Southern California-based artist Shirley Cannon is the daughter of a West Virginia coal miner and cleaning lady mother. This environment dramatically shaped the sensibilities and esthetics with which she would later approach her art. At age 17, she went off to Cleveland to live with a sister and become a secretary which led to her meeting her current husband, Robert Cannon, a then college professor of behavioral science, who encouraged Cannon, and provided an opportunity for her to return to school.

She subsequently obtained a B.F.A. in Painting and Drawing from the University of Arizona while receiving recognition for a solo exhibition of her work in New York. After relocating to Los Angeles (1988), she earned an M.F.A. in Painting and Drawing from California State University at Los Angeles.

Since the early 90’s, coal mining has played a major role in Cannon’s work, allowing her to explore the fragility of the human body as opposed to the endurance of coal, the chaos that marks both the human condition and the universe, and the proximity of beauty and toxicity (identified by the use of color and surface).

She was honored with a solo exhibition primarily made up of installation paintings based upon coal mining and the impact upon the lives of those involved in it at the Museum of Fine Art at the University of Arizona in Tucson. Dr. Peter Bermingham, Director and Chief Curator, calls Cannon “an intelligent artist not only with something to say, but also a way to say it. With time for reflection, we can appreciate how skillfully she has overcome tightly-legislated conventions about dealing with beauty and pain, materials and spirit, research and interpretation.” That show traveled to the Paul Mesaros Gallery at West Virginia University in 1996.

It was during this time that Cannon launched her signature COAL DUST BODY PRINTS. She feels the coal dust body prints have an ethereal quality to them, telling of the true spirit of the body.

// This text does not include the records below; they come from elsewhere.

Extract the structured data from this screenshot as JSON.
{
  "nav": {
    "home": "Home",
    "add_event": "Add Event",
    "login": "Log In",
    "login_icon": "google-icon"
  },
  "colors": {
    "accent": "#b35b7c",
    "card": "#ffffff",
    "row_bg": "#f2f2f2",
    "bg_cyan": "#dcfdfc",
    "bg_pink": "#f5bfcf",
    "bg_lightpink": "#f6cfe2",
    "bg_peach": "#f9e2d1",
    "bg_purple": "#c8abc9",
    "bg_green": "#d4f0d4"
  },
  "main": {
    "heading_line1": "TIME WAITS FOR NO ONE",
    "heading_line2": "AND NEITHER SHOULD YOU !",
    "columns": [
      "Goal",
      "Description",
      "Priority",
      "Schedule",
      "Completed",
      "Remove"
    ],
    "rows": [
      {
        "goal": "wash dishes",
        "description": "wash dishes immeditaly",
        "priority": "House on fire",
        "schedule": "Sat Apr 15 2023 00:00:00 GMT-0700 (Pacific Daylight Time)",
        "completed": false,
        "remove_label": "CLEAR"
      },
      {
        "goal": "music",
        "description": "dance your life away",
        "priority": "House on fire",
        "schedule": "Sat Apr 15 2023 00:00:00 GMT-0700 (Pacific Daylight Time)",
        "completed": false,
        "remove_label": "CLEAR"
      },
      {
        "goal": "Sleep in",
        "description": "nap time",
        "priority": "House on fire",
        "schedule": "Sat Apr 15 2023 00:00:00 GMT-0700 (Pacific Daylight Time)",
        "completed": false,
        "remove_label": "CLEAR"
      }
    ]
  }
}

Exploring another vision, Cannon developed a series of landscapes based upon an interior sensing of nature. In addition to several L.A. exhibitions, Cannon was invited in October, 2002, to do a solo exhibition of her landscapes in Italy at the Galleria Civica di Lumezzane, a museum just east of Milan, as part of a series of exhibitions in various locations in northern Italy, to showcase Southern California artists.

Although Cannon has lived in Santa Monica since 1988, her work has continued to reflect the impact of her early visual memories.